Klein’s investigation responded to the artist’s radical vision of an evolving society where the main activity would become leisure.

The architecture of air has in our minds always been just a transitional stage, but today we present it as a means for the climatization of geographical spaces.The principle of privacy, still present in our world, has vanished in this city, which is bathed in light and completely open to the outside.

A new atmosphere of human intimacy prevails.

The inhabitants live in the nude.

The primitive patriarchal structure of the family no longer exists.

The community is perfect, free, individualistic, impersonal.

The principal activity of the inhabitants: leisure.

Klein’s conceptual project rather than his aesthetic objects are available to everyone attentive enough to perceive them. What if Klein envisioned an art-making in which the art lay not in an object, but in a breathless, transitory experience—something that is always already gone? What if all the monochromes, the sponge reliefs, monogolds, Fire Paintings, and Anthropometries were just a significant yet preliminary draft for an art still to come? Just artifacts. Klein himself wrote, “my paintings are not my definitive works. They are the leftovers of a creative process.”

What would be left? Earth, wind, and fire?

In 1959, Klein traveled to Anvers and instead of installing a painting or whatever tangible and visible object in the space reserved for him in the Hessenhuis exhibit hall, he loudly pronounced to the public these words borrowed from Gaston Bachelard during the opening reception: 

"First there is nothing, then there is a deep nothing, then there is a blue depth."

Joe Tilson

An early experimenter with printmaking in the 1960s, Joe Tilson works to unsettle the tension between serialized production and an artwork’s status as unique. Tilson excelled as a craftsman from an early point in his life. He first worked in a realist style during the 1950s, but adopted the commercial sheen of pop art in the 1960s. Tilson began creating prints during this decade, using consumer imagery, yet his work retained a handmade quality. He painted directly on the prints, making unique pieces from editioned series. The artist also added sculptural elements to his work, blurring the distinction between two- and three-dimensional space and disregarding any medium-specific hierarchies. His art later evolved away from pop content to address mythology and rural living, but Tilson has maintained the same interest in the handmade throughout his career.

The series explores fire, air, water and earth in which Tilson links the elements with autobiographical material from his life. Seeking to establish a kind of order within the world and its ever-changing elements, Tilson uses poetic oppositions and subdivisions of time to present various helpful systems: the four seasons, the four elements, days of the week and letters of the alphabet. Navigating these familiar patterns and cycles, he invites us, as Marco Livingstone writes, ‘on a journey that replaces a conventional understanding of ‘linear’ time with a more expansive concept of ‘organic’ or circular time.’

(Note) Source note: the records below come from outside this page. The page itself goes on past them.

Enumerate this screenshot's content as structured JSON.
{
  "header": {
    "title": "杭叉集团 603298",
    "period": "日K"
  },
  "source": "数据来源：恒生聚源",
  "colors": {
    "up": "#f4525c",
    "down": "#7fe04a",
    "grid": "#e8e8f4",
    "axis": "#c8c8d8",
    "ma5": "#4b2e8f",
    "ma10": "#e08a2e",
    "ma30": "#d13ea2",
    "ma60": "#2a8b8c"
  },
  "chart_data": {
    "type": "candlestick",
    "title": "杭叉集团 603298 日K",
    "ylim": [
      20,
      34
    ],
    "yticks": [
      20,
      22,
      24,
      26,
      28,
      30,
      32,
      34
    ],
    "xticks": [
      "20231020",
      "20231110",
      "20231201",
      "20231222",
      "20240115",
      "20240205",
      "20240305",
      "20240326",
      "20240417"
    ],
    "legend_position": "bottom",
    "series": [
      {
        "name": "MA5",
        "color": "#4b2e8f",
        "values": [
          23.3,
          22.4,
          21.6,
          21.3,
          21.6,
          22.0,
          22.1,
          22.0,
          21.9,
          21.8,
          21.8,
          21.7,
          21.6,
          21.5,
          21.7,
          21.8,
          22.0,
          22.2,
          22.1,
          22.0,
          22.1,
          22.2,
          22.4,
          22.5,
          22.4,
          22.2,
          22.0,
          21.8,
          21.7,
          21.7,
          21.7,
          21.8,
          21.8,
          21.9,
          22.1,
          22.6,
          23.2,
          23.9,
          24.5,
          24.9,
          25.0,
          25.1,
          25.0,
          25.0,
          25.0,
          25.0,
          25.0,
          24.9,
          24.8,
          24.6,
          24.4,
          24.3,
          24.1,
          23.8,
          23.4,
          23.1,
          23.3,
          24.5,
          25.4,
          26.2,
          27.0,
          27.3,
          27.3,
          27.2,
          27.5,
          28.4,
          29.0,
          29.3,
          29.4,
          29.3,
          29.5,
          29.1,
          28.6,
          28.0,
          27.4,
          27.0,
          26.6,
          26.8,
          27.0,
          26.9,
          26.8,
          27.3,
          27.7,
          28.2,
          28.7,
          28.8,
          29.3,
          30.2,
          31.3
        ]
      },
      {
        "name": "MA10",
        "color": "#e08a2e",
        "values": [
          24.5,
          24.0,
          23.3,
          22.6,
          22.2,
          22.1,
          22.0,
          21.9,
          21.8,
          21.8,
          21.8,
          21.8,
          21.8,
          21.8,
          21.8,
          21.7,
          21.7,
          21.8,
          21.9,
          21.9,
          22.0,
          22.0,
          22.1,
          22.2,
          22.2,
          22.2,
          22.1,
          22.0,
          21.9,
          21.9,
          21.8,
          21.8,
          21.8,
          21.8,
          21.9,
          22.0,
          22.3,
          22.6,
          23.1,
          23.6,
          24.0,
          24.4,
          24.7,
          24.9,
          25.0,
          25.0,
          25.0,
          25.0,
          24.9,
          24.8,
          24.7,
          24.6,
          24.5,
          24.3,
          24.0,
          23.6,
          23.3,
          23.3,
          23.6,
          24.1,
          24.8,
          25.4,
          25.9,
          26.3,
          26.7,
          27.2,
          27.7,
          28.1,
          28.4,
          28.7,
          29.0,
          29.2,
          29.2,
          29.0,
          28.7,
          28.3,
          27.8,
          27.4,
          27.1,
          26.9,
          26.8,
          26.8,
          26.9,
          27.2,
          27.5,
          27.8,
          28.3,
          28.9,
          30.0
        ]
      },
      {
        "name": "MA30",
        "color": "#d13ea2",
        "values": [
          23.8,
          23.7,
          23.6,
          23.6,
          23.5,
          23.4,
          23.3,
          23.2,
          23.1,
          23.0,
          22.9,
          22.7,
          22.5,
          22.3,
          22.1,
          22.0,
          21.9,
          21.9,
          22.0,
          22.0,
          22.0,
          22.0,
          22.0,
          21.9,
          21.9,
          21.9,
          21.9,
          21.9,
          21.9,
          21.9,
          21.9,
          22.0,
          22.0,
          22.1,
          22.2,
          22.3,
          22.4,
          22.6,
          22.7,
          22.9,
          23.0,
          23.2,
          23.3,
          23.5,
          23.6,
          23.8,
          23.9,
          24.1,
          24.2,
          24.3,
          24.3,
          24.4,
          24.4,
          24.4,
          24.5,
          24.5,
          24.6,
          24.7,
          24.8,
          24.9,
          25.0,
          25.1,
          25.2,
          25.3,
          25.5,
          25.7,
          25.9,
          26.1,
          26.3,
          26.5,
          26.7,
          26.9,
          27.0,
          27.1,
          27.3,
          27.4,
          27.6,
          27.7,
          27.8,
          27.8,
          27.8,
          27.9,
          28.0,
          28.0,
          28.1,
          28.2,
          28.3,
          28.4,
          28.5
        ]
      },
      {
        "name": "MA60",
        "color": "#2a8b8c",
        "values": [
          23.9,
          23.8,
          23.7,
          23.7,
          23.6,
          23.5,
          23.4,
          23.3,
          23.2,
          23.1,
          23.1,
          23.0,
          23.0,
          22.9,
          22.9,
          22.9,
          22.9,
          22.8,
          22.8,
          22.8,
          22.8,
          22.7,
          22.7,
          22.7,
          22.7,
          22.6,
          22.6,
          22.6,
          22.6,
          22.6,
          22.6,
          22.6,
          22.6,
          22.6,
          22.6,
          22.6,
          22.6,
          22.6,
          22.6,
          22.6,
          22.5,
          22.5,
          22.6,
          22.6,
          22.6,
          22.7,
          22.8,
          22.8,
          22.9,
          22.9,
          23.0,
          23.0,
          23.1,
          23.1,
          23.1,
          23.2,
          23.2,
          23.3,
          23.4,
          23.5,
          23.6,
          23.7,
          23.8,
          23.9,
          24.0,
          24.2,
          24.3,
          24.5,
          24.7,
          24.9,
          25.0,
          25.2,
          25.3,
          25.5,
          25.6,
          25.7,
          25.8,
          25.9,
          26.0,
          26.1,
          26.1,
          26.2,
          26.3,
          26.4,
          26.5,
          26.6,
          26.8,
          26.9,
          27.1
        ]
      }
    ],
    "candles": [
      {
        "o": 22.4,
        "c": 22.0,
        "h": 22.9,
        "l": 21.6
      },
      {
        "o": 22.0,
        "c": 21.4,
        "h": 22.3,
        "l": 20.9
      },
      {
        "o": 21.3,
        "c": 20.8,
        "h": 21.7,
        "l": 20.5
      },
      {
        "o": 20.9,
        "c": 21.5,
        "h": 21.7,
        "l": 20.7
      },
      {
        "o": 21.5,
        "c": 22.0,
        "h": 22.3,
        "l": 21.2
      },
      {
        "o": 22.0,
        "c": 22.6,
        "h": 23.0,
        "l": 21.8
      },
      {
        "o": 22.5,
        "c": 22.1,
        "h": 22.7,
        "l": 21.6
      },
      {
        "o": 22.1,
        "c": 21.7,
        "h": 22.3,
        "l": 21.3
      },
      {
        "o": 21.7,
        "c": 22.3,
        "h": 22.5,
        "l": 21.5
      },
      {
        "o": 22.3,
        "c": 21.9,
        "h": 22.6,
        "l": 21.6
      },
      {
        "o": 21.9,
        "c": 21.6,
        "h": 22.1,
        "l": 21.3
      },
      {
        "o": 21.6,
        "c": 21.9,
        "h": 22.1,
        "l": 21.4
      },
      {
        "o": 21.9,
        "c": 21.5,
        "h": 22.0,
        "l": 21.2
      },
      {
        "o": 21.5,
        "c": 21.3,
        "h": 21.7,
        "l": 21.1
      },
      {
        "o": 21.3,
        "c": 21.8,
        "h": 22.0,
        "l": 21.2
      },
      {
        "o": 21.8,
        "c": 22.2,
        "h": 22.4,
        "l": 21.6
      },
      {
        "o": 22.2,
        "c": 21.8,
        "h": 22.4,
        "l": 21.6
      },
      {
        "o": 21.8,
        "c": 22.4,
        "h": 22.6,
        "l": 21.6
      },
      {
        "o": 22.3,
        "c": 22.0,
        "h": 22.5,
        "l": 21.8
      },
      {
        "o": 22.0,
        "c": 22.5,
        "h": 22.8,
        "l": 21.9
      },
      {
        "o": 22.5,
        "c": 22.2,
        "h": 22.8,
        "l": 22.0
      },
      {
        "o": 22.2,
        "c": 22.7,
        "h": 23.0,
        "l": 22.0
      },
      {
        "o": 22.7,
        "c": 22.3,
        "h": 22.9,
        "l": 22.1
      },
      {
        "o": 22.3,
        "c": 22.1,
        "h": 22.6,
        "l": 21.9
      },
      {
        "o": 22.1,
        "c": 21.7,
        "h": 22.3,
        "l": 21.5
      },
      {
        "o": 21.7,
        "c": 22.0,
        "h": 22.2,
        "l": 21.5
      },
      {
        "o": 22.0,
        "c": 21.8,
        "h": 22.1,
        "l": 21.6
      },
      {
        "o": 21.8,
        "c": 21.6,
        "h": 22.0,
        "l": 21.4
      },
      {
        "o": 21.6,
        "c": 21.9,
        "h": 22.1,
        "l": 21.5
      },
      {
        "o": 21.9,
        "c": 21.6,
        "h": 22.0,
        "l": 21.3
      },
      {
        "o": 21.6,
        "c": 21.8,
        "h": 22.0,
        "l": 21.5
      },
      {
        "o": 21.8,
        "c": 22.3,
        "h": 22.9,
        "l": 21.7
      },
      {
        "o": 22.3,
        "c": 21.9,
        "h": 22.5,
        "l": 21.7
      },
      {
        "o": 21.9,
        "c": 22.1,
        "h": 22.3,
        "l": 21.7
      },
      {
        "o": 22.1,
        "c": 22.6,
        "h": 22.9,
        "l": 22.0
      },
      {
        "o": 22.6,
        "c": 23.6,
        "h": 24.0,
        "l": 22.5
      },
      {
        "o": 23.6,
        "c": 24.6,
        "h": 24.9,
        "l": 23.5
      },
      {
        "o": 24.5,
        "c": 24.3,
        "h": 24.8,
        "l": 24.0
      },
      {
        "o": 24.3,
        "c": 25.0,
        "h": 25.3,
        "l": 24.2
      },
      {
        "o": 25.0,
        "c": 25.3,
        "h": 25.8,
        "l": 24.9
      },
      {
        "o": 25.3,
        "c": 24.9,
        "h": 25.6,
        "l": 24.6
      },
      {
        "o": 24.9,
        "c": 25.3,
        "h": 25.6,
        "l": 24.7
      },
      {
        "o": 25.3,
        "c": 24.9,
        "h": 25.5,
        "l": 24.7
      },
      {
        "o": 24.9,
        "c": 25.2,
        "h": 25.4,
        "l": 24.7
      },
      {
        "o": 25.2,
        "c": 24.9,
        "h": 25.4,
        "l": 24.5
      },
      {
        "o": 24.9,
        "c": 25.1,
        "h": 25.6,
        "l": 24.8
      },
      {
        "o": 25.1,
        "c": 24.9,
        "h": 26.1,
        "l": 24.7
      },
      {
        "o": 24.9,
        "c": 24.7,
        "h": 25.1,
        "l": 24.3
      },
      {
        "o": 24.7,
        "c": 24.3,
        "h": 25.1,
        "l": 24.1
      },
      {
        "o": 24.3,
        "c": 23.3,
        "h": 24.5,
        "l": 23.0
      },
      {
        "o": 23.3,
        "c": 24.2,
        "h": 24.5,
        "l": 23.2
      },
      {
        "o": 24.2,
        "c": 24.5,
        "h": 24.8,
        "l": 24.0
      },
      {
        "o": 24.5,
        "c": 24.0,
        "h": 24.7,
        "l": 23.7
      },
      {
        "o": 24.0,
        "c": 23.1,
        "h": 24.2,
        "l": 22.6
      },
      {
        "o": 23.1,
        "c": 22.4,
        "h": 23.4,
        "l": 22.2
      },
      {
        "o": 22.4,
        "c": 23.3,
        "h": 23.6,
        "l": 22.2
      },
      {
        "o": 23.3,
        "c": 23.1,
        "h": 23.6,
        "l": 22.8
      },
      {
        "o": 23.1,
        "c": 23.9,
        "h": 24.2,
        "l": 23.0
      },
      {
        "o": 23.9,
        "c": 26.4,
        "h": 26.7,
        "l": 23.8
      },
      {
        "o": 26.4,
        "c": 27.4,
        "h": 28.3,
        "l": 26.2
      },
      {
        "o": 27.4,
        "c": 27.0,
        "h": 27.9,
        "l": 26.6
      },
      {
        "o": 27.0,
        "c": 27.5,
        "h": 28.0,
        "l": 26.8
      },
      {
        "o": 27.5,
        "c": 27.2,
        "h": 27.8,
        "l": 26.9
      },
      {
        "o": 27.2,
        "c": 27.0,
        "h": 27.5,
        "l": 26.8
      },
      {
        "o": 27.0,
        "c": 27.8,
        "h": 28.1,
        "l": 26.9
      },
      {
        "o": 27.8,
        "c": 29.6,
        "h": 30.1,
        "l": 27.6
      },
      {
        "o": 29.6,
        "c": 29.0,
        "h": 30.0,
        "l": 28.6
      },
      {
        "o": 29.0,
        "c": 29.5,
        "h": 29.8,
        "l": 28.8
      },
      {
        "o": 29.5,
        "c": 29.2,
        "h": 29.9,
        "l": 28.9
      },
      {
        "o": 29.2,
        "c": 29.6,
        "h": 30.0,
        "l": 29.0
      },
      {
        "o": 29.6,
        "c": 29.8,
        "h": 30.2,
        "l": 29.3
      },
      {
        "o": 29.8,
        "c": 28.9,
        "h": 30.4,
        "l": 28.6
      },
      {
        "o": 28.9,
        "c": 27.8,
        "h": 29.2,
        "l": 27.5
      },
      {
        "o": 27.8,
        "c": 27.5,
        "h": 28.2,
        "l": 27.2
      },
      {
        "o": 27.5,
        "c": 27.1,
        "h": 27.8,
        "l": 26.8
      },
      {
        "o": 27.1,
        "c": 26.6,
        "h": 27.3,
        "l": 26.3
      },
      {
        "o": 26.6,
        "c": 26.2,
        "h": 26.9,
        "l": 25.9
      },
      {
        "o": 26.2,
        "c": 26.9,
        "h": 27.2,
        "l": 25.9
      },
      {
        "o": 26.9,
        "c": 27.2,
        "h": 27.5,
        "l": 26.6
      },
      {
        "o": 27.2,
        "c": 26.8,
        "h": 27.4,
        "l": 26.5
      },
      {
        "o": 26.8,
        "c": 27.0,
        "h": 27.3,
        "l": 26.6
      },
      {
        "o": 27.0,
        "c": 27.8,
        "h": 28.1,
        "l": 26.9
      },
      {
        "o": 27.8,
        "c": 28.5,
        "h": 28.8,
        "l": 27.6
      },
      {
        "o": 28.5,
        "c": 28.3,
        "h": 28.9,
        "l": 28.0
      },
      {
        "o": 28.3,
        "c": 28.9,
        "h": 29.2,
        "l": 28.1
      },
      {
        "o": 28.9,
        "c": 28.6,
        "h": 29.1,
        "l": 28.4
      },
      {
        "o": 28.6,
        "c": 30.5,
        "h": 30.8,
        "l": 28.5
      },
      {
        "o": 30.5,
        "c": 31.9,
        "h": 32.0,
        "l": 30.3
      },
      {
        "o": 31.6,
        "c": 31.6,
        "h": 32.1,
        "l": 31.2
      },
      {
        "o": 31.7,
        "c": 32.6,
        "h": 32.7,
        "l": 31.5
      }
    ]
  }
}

Alchera, referring to the Australian Aboriginal concept of dreamtime, featured work riddled with incantation-like compositions of words and symbols. Explicit or suggested references to elemental metals, the seasons, the zodiac and earth, air, fire and water appear in totemic or diagrammatical constellations. Feeding Tilson’s personal rhetoric were the great thinkers and poets of history: Carl Jung, William Wordsworth, Heraclitus and other Greek philosophers. This new direction in his work was seen publicly at the eponymous 1973 exhibition at the Boijmans-van Beuningen Museum, Rotterdam. In the catalogue, Curator R. Hammacher-van den Brande wrote: “Tilson invokes the old values in order to restore links that can amplify and liberate his spirit, which is essentially modern, and his creations, which are unequivocally of our own day.”